▶ **Exercise description**
Write out the records in full, exactly as given, but without the images.

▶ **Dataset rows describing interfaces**
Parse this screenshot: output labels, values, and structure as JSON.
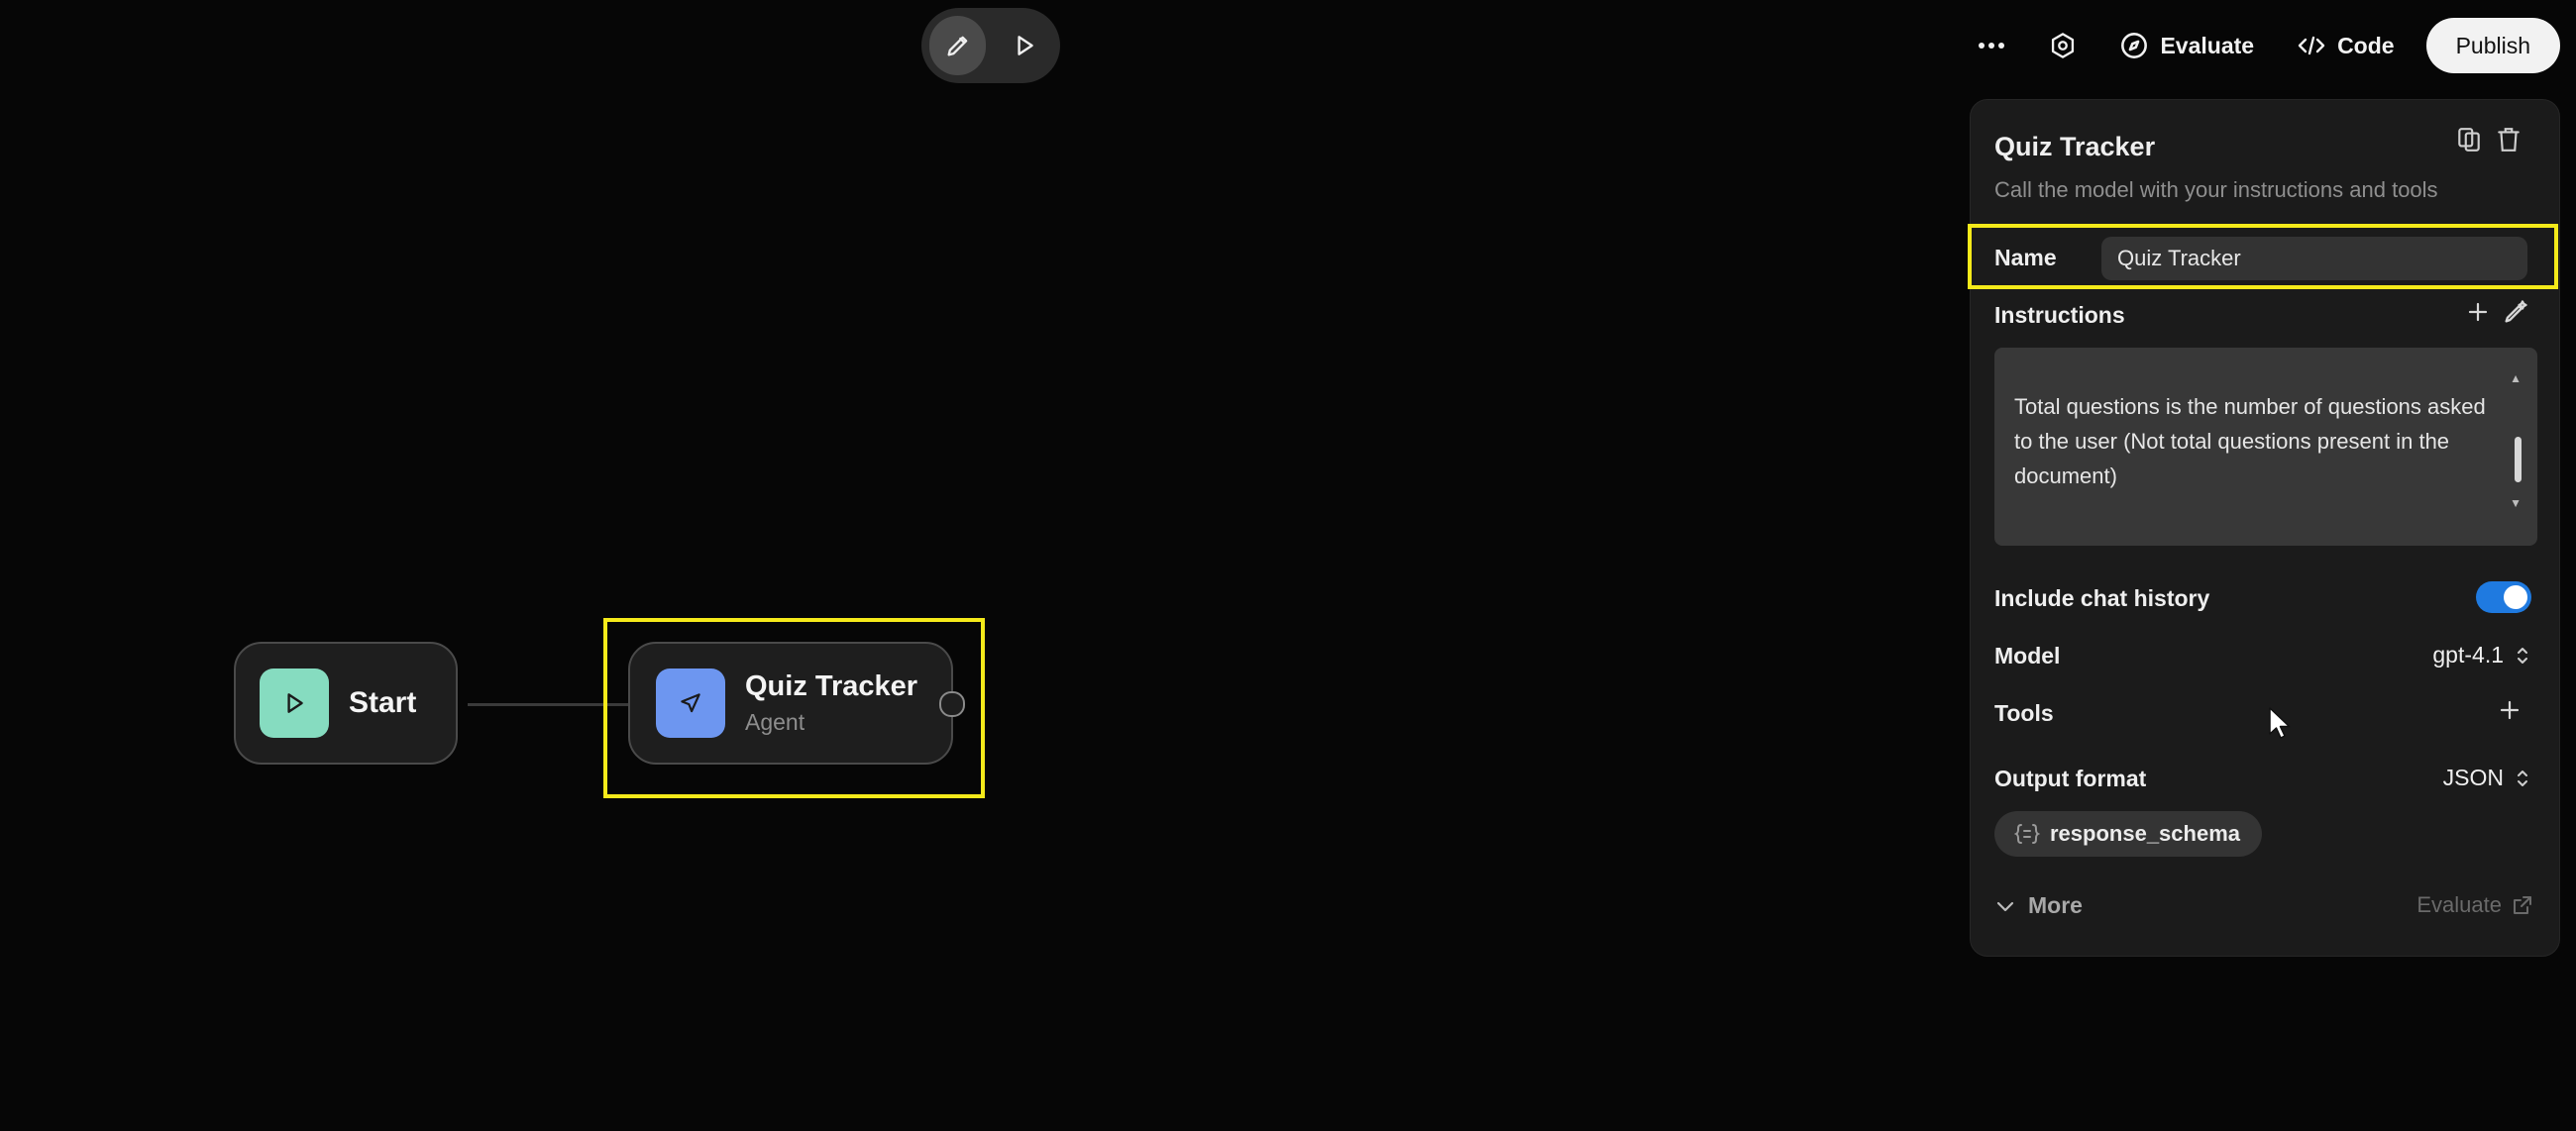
{
  "toolbar": {
    "evaluate_label": "Evaluate",
    "code_label": "Code",
    "publish_label": "Publish"
  },
  "nodes": {
    "start": {
      "title": "Start"
    },
    "agent": {
      "title": "Quiz Tracker",
      "subtitle": "Agent"
    }
  },
  "panel": {
    "title": "Quiz Tracker",
    "description": "Call the model with your instructions and tools",
    "name_label": "Name",
    "name_value": "Quiz Tracker",
    "instructions_label": "Instructions",
    "instructions_text": "Total questions is the number of questions asked to the user (Not total questions present in the document)",
    "include_history_label": "Include chat history",
    "include_history_on": true,
    "model_label": "Model",
    "model_value": "gpt-4.1",
    "tools_label": "Tools",
    "output_format_label": "Output format",
    "output_format_value": "JSON",
    "schema_chip": "response_schema",
    "more_label": "More",
    "evaluate_link": "Evaluate"
  },
  "colors": {
    "start_icon_bg": "#86dcc0",
    "agent_icon_bg": "#6d96f0",
    "highlight": "#f5ea1a",
    "toggle_on": "#1f7ae0"
  }
}
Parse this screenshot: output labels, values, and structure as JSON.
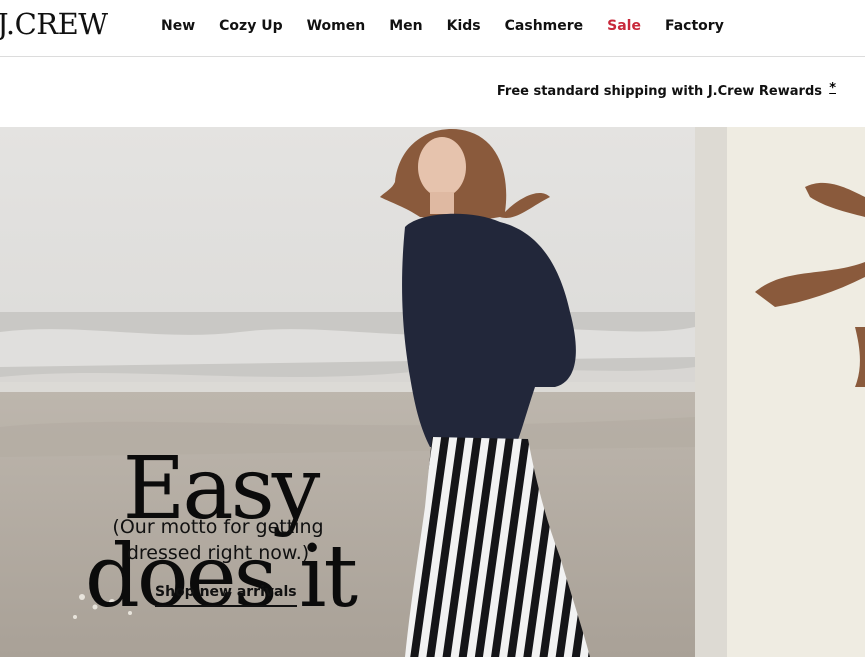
{
  "brand": {
    "logo_text": "J.CREW"
  },
  "nav": {
    "items": [
      {
        "label": "New"
      },
      {
        "label": "Cozy Up"
      },
      {
        "label": "Women"
      },
      {
        "label": "Men"
      },
      {
        "label": "Kids"
      },
      {
        "label": "Cashmere"
      },
      {
        "label": "Sale"
      },
      {
        "label": "Factory"
      }
    ]
  },
  "promo": {
    "text": "Free standard shipping with J.Crew Rewards",
    "asterisk": "*"
  },
  "hero": {
    "headline_line1": "Easy",
    "headline_line2": "does it",
    "subtext": "(Our motto for getting dressed right now.)",
    "cta_label": "Shop new arrivals"
  },
  "colors": {
    "sale": "#c8283a",
    "text": "#111111",
    "divider": "#dcdcdc"
  }
}
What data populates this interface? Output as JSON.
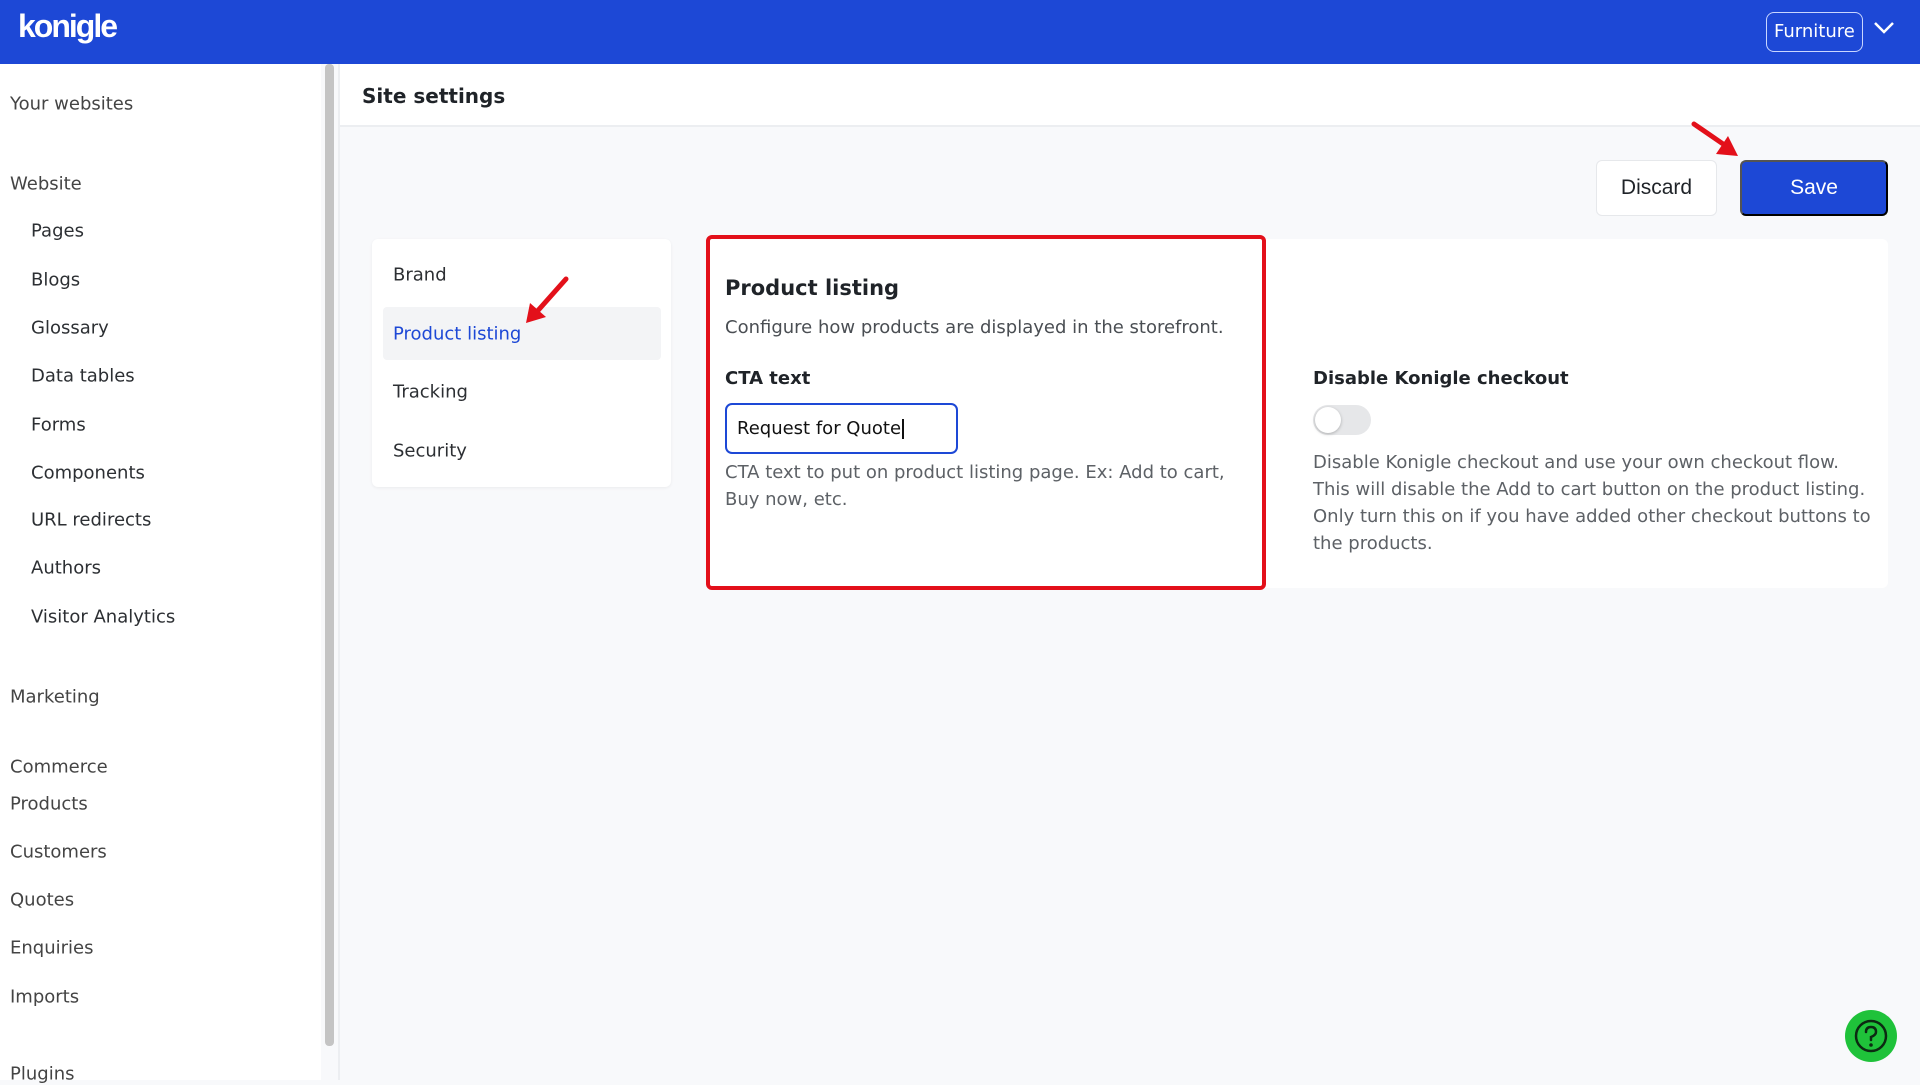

▶ **Task output**
Parse this screenshot: output labels, values, and structure as JSON.
{
  "toolbar": {
    "evaluate_label": "Evaluate",
    "code_label": "Code",
    "publish_label": "Publish"
  },
  "nodes": {
    "start": {
      "title": "Start"
    },
    "agent": {
      "title": "Quiz Tracker",
      "subtitle": "Agent"
    }
  },
  "panel": {
    "title": "Quiz Tracker",
    "description": "Call the model with your instructions and tools",
    "name_label": "Name",
    "name_value": "Quiz Tracker",
    "instructions_label": "Instructions",
    "instructions_text": "Total questions is the number of questions asked to the user (Not total questions present in the document)",
    "include_history_label": "Include chat history",
    "include_history_on": true,
    "model_label": "Model",
    "model_value": "gpt-4.1",
    "tools_label": "Tools",
    "output_format_label": "Output format",
    "output_format_value": "JSON",
    "schema_chip": "response_schema",
    "more_label": "More",
    "evaluate_link": "Evaluate"
  },
  "colors": {
    "start_icon_bg": "#86dcc0",
    "agent_icon_bg": "#6d96f0",
    "highlight": "#f5ea1a",
    "toggle_on": "#1f7ae0"
  }
}
Parse this screenshot: output labels, values, and structure as JSON.
{
  "brand": {
    "logo_text": "J.CREW"
  },
  "nav": {
    "items": [
      {
        "label": "New"
      },
      {
        "label": "Cozy Up"
      },
      {
        "label": "Women"
      },
      {
        "label": "Men"
      },
      {
        "label": "Kids"
      },
      {
        "label": "Cashmere"
      },
      {
        "label": "Sale"
      },
      {
        "label": "Factory"
      }
    ]
  },
  "promo": {
    "text": "Free standard shipping with J.Crew Rewards",
    "asterisk": "*"
  },
  "hero": {
    "headline_line1": "Easy",
    "headline_line2": "does it",
    "subtext": "(Our motto for getting dressed right now.)",
    "cta_label": "Shop new arrivals"
  },
  "colors": {
    "sale": "#c8283a",
    "text": "#111111",
    "divider": "#dcdcdc"
  }
}
What data populates this interface? Output as JSON.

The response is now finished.